## WHAT YOU WILL DO
Which of the lines in the data below contain the string "includes"? Copy each of them.

□ □ □ □ □

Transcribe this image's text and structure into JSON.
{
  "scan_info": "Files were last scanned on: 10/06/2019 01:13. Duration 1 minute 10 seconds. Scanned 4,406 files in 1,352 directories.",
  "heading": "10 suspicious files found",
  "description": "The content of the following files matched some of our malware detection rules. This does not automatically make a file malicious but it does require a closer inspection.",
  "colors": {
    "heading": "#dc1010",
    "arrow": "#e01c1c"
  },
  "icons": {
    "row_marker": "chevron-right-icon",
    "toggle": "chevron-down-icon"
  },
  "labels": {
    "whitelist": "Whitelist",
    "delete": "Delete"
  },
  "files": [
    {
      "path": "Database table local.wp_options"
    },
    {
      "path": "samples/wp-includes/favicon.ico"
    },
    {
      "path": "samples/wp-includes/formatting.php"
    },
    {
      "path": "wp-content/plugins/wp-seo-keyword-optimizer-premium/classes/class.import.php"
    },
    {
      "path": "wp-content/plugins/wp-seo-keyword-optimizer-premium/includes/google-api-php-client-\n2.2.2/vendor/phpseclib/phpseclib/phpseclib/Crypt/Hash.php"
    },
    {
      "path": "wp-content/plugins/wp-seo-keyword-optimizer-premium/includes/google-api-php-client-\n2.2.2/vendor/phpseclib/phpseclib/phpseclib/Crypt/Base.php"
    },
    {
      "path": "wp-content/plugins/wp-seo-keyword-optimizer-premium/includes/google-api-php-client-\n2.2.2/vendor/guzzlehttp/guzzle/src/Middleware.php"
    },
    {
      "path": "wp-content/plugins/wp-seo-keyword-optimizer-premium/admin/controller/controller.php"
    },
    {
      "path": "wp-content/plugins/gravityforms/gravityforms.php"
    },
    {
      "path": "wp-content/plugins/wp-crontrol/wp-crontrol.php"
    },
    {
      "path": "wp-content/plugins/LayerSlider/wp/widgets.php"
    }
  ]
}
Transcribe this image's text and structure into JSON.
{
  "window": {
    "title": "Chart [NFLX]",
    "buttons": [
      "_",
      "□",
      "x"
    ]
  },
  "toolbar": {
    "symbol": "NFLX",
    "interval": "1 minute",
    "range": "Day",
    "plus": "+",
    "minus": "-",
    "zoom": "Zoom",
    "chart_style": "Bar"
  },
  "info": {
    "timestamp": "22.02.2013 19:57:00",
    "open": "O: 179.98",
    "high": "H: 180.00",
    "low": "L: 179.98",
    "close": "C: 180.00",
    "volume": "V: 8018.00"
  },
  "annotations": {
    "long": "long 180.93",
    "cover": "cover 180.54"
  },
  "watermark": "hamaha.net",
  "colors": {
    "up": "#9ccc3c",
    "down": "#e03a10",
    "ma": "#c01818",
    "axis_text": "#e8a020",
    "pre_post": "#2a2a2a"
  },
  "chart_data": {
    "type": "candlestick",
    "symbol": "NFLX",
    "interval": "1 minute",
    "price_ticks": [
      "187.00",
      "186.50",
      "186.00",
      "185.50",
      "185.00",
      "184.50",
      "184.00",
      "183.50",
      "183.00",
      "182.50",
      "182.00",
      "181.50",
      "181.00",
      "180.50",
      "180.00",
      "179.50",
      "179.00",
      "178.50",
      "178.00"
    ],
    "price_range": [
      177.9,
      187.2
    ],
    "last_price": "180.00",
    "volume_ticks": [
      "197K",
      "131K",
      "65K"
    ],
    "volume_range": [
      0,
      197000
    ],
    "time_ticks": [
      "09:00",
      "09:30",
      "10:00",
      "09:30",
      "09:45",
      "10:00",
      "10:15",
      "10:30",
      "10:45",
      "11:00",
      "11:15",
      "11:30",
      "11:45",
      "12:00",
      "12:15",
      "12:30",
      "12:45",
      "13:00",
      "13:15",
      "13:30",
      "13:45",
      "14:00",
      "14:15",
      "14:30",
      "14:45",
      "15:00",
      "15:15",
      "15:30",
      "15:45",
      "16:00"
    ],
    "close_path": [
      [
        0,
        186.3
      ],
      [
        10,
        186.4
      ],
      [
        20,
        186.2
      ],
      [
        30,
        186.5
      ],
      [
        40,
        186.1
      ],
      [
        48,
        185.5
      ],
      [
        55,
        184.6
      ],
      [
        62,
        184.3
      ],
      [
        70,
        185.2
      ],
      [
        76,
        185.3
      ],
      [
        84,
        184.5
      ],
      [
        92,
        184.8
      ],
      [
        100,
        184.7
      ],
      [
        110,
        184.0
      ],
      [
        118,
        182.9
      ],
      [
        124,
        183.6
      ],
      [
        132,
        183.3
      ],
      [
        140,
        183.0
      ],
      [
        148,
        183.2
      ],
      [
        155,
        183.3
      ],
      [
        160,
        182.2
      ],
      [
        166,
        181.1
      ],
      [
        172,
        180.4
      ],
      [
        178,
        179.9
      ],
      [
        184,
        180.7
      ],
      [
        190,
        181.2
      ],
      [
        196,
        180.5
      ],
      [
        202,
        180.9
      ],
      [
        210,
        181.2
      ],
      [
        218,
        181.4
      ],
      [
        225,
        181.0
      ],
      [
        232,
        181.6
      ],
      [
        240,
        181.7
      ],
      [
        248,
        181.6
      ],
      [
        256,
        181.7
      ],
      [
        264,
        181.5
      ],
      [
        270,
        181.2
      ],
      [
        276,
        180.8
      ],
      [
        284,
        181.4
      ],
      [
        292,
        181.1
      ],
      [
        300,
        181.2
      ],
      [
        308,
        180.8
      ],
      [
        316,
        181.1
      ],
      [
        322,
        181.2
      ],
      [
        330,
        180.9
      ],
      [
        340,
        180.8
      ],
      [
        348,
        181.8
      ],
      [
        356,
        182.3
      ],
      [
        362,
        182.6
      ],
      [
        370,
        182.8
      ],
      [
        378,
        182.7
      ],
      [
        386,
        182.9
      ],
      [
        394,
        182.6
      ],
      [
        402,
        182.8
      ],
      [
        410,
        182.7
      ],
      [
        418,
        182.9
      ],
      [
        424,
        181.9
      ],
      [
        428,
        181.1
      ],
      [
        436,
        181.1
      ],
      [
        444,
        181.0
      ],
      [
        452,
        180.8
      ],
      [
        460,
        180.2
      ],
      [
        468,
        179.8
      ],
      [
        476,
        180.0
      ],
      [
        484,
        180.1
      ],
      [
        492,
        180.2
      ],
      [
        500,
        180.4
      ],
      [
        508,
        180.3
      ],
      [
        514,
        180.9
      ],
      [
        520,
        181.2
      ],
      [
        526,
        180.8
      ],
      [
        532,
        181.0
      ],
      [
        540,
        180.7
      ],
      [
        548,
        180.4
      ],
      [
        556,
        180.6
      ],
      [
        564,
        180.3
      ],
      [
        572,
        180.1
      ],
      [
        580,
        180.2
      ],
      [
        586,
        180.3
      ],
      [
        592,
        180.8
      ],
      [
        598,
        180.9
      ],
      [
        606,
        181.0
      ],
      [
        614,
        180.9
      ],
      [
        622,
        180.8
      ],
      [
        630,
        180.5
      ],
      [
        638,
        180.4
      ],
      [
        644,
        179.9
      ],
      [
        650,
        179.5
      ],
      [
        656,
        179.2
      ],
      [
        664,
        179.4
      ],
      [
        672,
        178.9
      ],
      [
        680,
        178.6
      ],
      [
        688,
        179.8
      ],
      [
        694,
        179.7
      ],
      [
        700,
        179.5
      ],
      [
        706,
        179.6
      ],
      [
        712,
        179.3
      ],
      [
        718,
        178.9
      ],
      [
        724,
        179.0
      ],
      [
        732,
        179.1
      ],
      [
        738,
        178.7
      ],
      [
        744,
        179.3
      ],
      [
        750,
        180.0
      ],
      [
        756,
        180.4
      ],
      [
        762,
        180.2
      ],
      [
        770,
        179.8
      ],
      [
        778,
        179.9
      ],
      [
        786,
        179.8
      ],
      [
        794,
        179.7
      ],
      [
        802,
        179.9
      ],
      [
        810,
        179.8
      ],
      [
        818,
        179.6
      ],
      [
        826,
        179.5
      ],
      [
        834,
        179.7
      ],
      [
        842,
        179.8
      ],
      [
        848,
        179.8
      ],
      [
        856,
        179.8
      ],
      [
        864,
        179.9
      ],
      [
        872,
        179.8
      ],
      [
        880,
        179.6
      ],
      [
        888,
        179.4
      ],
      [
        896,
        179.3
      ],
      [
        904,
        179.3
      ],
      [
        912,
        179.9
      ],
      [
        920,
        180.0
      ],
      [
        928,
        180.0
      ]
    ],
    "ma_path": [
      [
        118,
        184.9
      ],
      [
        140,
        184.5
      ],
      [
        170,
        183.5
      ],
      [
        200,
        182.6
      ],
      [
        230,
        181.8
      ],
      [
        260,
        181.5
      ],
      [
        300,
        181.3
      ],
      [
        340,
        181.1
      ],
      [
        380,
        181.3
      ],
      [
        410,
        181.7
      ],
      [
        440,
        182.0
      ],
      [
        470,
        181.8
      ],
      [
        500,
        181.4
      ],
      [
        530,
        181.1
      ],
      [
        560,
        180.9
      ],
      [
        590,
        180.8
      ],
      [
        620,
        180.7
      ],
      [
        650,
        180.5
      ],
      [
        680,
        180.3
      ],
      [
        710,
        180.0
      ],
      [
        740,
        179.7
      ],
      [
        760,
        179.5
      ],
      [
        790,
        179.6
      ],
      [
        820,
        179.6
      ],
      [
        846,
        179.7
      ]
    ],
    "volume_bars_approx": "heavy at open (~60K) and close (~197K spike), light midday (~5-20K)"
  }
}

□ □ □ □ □

## EXERCISE RESPONSE
      "path": "samples/wp-includes/favicon.ico"
      "path": "samples/wp-includes/formatting.php"
      "path": "wp-content/plugins/wp-seo-keyword-optimizer-premium/includes/google-api-php-client-\n2.2.2/vendor/phpseclib/phpseclib/phpseclib/Crypt/Hash.php"
      "path": "wp-content/plugins/wp-seo-keyword-optimizer-premium/includes/google-api-php-client-\n2.2.2/vendor/phpseclib/phpseclib/phpseclib/Crypt/Base.php"
      "path": "wp-content/plugins/wp-seo-keyword-optimizer-premium/includes/google-api-php-client-\n2.2.2/vendor/guzzlehttp/guzzle/src/Middleware.php"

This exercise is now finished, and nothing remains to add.